However, a long-term issue that will keep oil and gas prices elevated is the increased pressure China and India are placing on the world’s oil supply as they continue to expand their economies, Deravi said.

Expensive gas is driving up prices across the economy — from retail shops to transportation to services, Deravi said.

The first people to lose jobs in this economic climate will be hourly service workers. Just like Hackett had to scale back his organization to survive the current gas prices, many other service-based organizations will have to do the same if inflation takes hold, Deravi said.

The U.S. Department of Labor reported Friday that consumer prices surged 1.2 percent in September, the largest increase in more than 25 years. The increase in inflation was attributed mostly to a 12 percent increase in energy prices. The Federal Reserve Bank has some hard decisions ahead. Deravi said the Federal Reserve might have to raise interest rates, which would cool off the economy.

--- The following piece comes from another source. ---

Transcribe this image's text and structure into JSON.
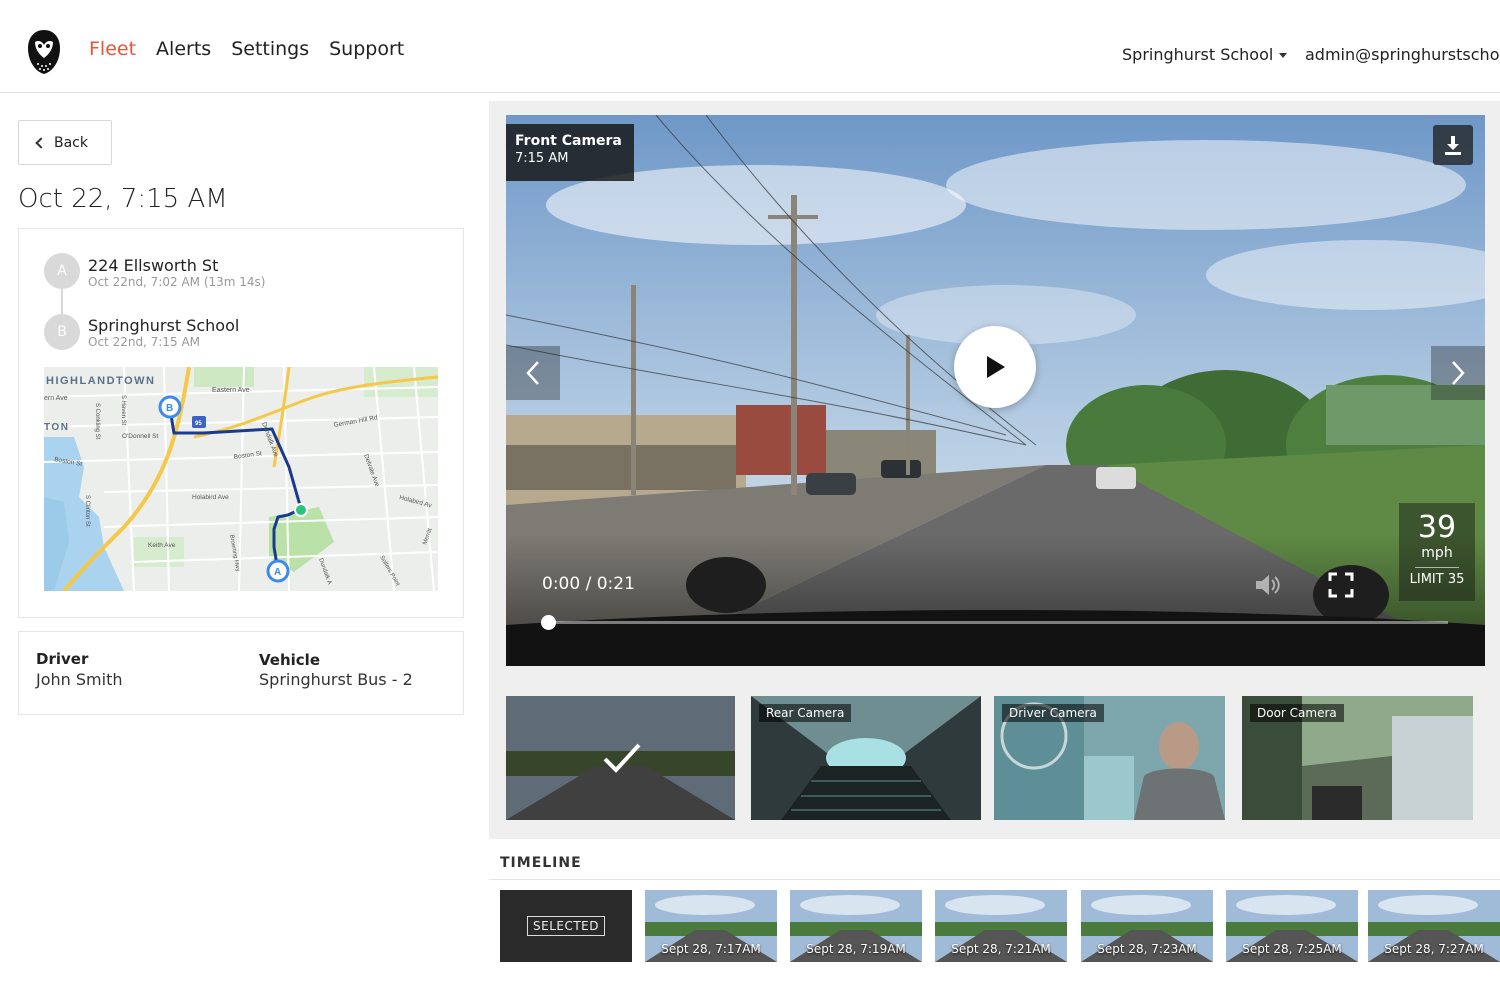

The Federal Reserve can control the rate of economic growth by setting the Federal Funds Rate and the Discount Rate, which control what it costs to lend money between institutions, thereby affecting interest rates to consumers.

If that happens, area car dealers could get hit.

“Anytime you experience an interest rate hike, you are going to see the payment go up,” said John Hinson, general sales manager at McConnell Honda. “I hope it doesn’t happen. It will make a difference in the customers’ monthly payments.”

Other industries that rely heavily on financing also will feel the brunt of any interest rate hikes, such as commercial and residential real estate agencies.

There is one spot of good news, however, at least for people who are trying to sell their mid-sized or compact sedans. As the price of gas has skyrocketed in recent months, many SUVs on the market have seen reduced demand. The value of used mid-sized and compact sedans, conversely, actually increased.

Bob Williams, who calls himself “the guy who pays the bills and sweeps the floors” at Family Auto Sales in Montgomery, said the prices of used compacts at the weekly car auctions in the area have increased.

“We are experiencing a big increase with people trading in their larger SUVs for these Honda Civics,” Hinson said. “The biggest trend took place right when we had our little gas interruption after Katrina, and it woke a lot of people up.”

Hybrid vehicles are in strong demand, Hinson said, but economists say there aren’t enough of them to understand how much real, marketwide demand exists. Hybrids get extremely good gas mileage by combining gas and electric engines into one car.

“There is, honestly, not enough nickel to produce hybrid vehicles en masse,” Wachovia economist Jason Schenker wrote in an October release. Nickel is used in hybrid batteries.

One analyst said the gas problems America is facing today are a direct result of faulty projections from the Energy Information Administration, the U.S. agency that projects energy prices.

“Those rocket scientists from the Energy Information Administration — the people who are supposed to protect us from these things — were projecting that oil was going to remain at $20 a barrel until hell froze over,” said John Pike, director of the Alexandria, Va.-based think tank Globalsecurity.org.

Pike refers to the Annual Energy Outlook 1999 report produced by the EIA, which projected that oil prices — unadjusted for inflation — would rise only to $22.73 per barrel by 2020. On Thursday, the price of oil futures on the New York Mercantile Exchange was about $63 per barrel.

This is significant, Pike said, because certain oil fields around the world — such as the Gulf of Guinea off Africa — weren’t tapped because the projected price of oil was too low to make drilling cost effective. The low projections thwarted the future supply of oil, Pike said.

Unless worldwide oil consumption drops, the prices probably will stay elevated for some time, analysts say. Consumption reduction, however, is highly unlikely with the strong growth in overseas economies and diminishing natural resources.

“The thing that is certain is that prices are going to continue to go up, and at some point in the next several decades, supply is going to start to go down,” Pike said. “The proposition that we are eventually going to have to replace gasoline with something else — that’s not an if, that’s a when.”

Copyright 2005, Montgomery Advertiser